Excerpts from a dataset:
________________________
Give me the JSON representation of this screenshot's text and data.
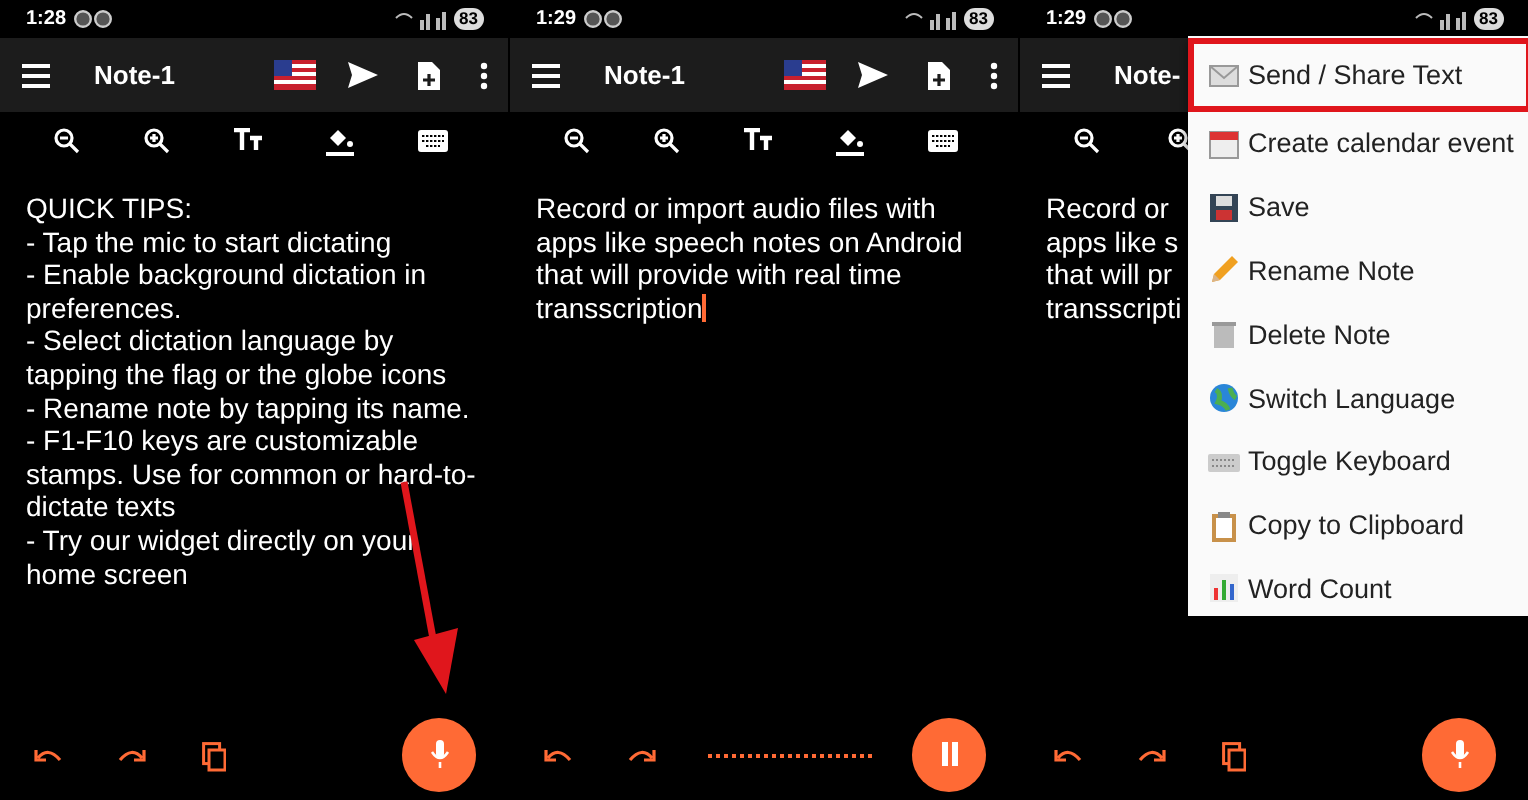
{
  "panels": [
    {
      "status": {
        "time": "1:28",
        "battery": "83"
      },
      "title": "Note-1",
      "lines": [
        "QUICK TIPS:",
        "- Tap the mic to start dictating",
        "- Enable background dictation in preferences.",
        "- Select dictation language by tapping the flag or the globe icons",
        "- Rename note by tapping its name.",
        "- F1-F10 keys are customizable stamps. Use for common or hard-to-dictate texts",
        "- Try our widget directly on your home screen"
      ],
      "recording": false,
      "arrow": true
    },
    {
      "status": {
        "time": "1:29",
        "battery": "83"
      },
      "title": "Note-1",
      "lines": [
        "Record or import audio files with apps like speech notes on Android that will provide with real time transscription"
      ],
      "cursor": true,
      "recording": true
    },
    {
      "status": {
        "time": "1:29",
        "battery": "83"
      },
      "title": "Note-",
      "lines": [
        "Record or",
        "apps like s",
        "that will pr",
        "transscripti"
      ],
      "recording": false,
      "menu": [
        {
          "label": "Send / Share Text",
          "highlighted": true
        },
        {
          "label": "Create calendar event",
          "highlighted": false
        },
        {
          "label": "Save",
          "highlighted": false
        },
        {
          "label": "Rename Note",
          "highlighted": false
        },
        {
          "label": "Delete Note",
          "highlighted": false
        },
        {
          "label": "Switch Language",
          "highlighted": false
        },
        {
          "label": "Toggle Keyboard",
          "highlighted": false
        },
        {
          "label": "Copy to Clipboard",
          "highlighted": false
        },
        {
          "label": "Word Count",
          "highlighted": false
        }
      ]
    }
  ]
}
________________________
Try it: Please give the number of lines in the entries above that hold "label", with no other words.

Your response: 9